This horizontal space of action is unmediated by fantasies of heroism or a calculated consciousness. The counter-archival images curated here invite us to participate, feel, and lay bare the very foundations of liberating, autonomous relations. What we see exercised in Jaafar’s photographs is the practice of freedom, an envisioning of “somewhere in advance of nowhere”7 in the words of the late poet Jayne Cortez. It is a grammar of futurity which Campt describes as a “politics of prefiguration that involves living the future now – as imperative rather than subjunctive – as a striving for the future you want to see, right now, in the present” while “inhabiting its potential foreclosure at the same time.”4 An effort to actualize that which will have had to happen if we are to see a future that is not yet.
The photographs collected here venture an alternative visual vocabulary for political transformation that embraces the collective with all its wild contradictions. They subvert the expectations we bring to them, visualizing revolution in unanticipated forms and places, and display struggle not in heroic and spectacular acts or events, but in the quotidian. From the badlands of worldmaking comes a visual language that pluralizes our conceptions of what is politically possible when people come together to speak a different world into existence. These images do the work of both expanding and critiquing our current notions of revolution. They disrupt and disorder the existing logic of intelligibility that governs the way we understand the historical and visual record of revolution, while at the same time articulating the power of subjectivities and laws of visibility precluded from this record.
Reclaiming the visual life of revolution through these independent acts of archivization restores a vibrant responsiveness to the visual act and makes us responsible for our actions in the field of visuality. This counter-archival reclamation constructs a perceptual counter-memory of change based not on established narrative, but on relationships, affiliation, and ongoing participation. It widens the notion of memory to an act of remembering that is collective and collaborative. Our archival readings of revolution must transcend the ideological fashionings of memory as historical genesis, inventory, nostalgia, redemption, past glory, or lost dream. They must surpass revolution’s memorialization as a project of recuperation and recovery or reassembly and return to the conditions of an idealized insurrection. Instead, we must pursue a re-engagement of past insurrections, a present questioning of their values and (cor)relations, a renewal of their agitational potentials. This is the enterprise of a dynamic and fruitful archival encounter with revolution: to rediscover and mobilize the means of futurity in retrospect.
Leena Habiballa is a PhD student studying the cellular and molecular biology of ageing at the Mayo Clinic and Newcastle University.

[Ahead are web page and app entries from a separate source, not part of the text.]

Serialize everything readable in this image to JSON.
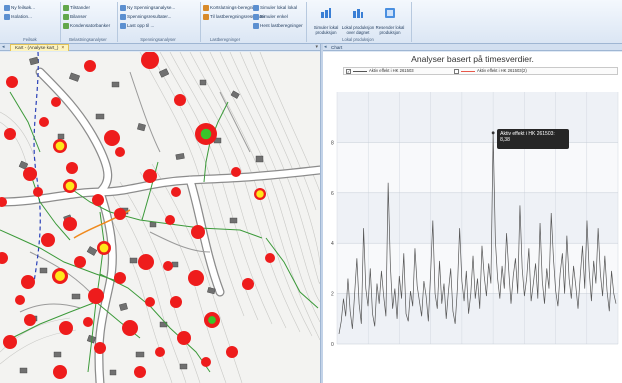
{
  "ribbon": {
    "groups": [
      {
        "caption": "Feilsøk",
        "items": [
          {
            "label": "Ny feilsøk... ",
            "icon": "search-icon"
          },
          {
            "label": "Isolation...",
            "icon": "isolate-icon"
          }
        ]
      },
      {
        "caption": "Belastningsanalyser",
        "items": [
          {
            "label": "Tilstander",
            "icon": "state-icon"
          },
          {
            "label": "Bilanser",
            "icon": "balance-icon"
          },
          {
            "label": "Kondensatorbanker",
            "icon": "capacitor-icon"
          }
        ]
      },
      {
        "caption": "Spenningsanalyser",
        "items": [
          {
            "label": "Ny Spenningsanalyse...",
            "icon": "voltage-icon"
          },
          {
            "label": "Spenningsresultater...",
            "icon": "voltage-result-icon"
          },
          {
            "label": "Last opp til ... ",
            "icon": "upload-icon"
          }
        ]
      },
      {
        "caption": "Lastberegninger",
        "items": [
          {
            "label": "Kortslutnings-beregning",
            "icon": "shortcircuit-icon"
          },
          {
            "label": "Til lastberegningsresultater",
            "icon": "load-result-icon"
          }
        ]
      },
      {
        "caption": "",
        "items": [
          {
            "label": "Simuler lokal lokal",
            "icon": "simulate-icon"
          },
          {
            "label": "Simuler enkel",
            "icon": "simulate-single-icon"
          },
          {
            "label": "Hent lastberegninger",
            "icon": "fetch-icon"
          }
        ]
      },
      {
        "caption": "Lokal produksjon",
        "buttons": [
          {
            "label": "Simuler lokal produksjon",
            "icon": "local-production-icon"
          },
          {
            "label": "Lokal produksjon over døgnet",
            "icon": "daily-production-icon"
          },
          {
            "label": "Resender lokal produksjon",
            "icon": "resend-production-icon"
          }
        ]
      }
    ]
  },
  "map_panel": {
    "tab_label": "Kart - (Analyse kart_)",
    "close_glyph": "×"
  },
  "chart_panel": {
    "header_label": "Chart",
    "title": "Analyser basert på timesverdier.",
    "legend": [
      {
        "label": "Aktiv effekt i HK 261503",
        "color": "#555555",
        "checked": true
      },
      {
        "label": "Aktiv effekt i HK 261503(2)",
        "color": "#e8584a",
        "checked": false
      }
    ],
    "tooltip": {
      "line1": "Aktiv effekt i HK 261503:",
      "line2": "8,38"
    }
  },
  "chart_data": {
    "type": "line",
    "title": "Analyser basert på timesverdier.",
    "ylim": [
      0,
      10
    ],
    "yticks": [
      "0",
      "2",
      "4",
      "6",
      "8"
    ],
    "series": [
      {
        "name": "Aktiv effekt i HK 261503",
        "color": "#555555",
        "values": [
          0.4,
          0.9,
          1.8,
          1.1,
          2.6,
          1.3,
          0.6,
          2.0,
          3.4,
          1.6,
          0.8,
          4.6,
          2.2,
          1.5,
          3.0,
          1.2,
          0.7,
          2.4,
          1.6,
          2.9,
          1.9,
          1.1,
          6.4,
          3.1,
          1.4,
          2.2,
          1.0,
          2.7,
          1.8,
          3.6,
          1.2,
          0.9,
          2.1,
          1.5,
          3.8,
          2.3,
          1.7,
          1.1,
          2.5,
          1.9,
          0.9,
          2.8,
          4.9,
          2.0,
          1.4,
          3.3,
          1.6,
          2.4,
          1.0,
          2.1,
          3.0,
          1.3,
          0.8,
          2.2,
          4.6,
          2.5,
          1.7,
          2.9,
          1.2,
          2.0,
          3.5,
          1.8,
          2.6,
          1.4,
          3.9,
          2.7,
          1.9,
          3.2,
          2.4,
          8.38,
          4.1,
          2.6,
          1.8,
          3.1,
          2.2,
          4.4,
          2.9,
          1.6,
          2.7,
          3.4,
          2.0,
          5.5,
          3.0,
          1.9,
          2.6,
          3.8,
          1.7,
          2.4,
          3.2,
          1.8,
          4.8,
          2.5,
          1.6,
          3.0,
          2.2,
          5.2,
          3.4,
          2.1,
          1.5,
          2.8,
          3.6,
          2.0,
          4.3,
          2.6,
          1.8,
          3.1,
          2.3,
          1.4,
          2.7,
          3.9,
          2.2,
          4.9,
          2.9,
          1.7,
          3.3,
          2.4,
          4.6,
          2.8,
          1.9,
          3.5,
          2.1,
          1.3,
          2.9,
          2.0,
          1.6
        ]
      }
    ]
  },
  "map_data": {
    "consumers_red": 46,
    "consumers_yellow_ring": 6,
    "consumers_green_center": 2
  }
}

Her essays have previously appeared in The Third Rail and Media Diversified.
- Said, Culture and Imperialism, p3.
- al-Haj Saleh, A Critique of Solidarity.
- Campt, The Visual Frequency of Black Life: Love, Labor and the Practice of Refusal.
- Campt, Listening to Images, p6 & 17.
- Foucault, History of Sexuality, Volume 1, p96.
- Nowak, Social Poetics, p168.
- Cortez, Somewhere in Advance of Nowhere.
* I am incredibly grateful to Hiba Ismail for sharing her work with me and introducing me to Suha Barakat, Duha Mohammed, and Metche Jaafar’s serial photography.
An abridged version of this essay will appear in Locale Sudan’s upcoming anthology on the Sudanese archive.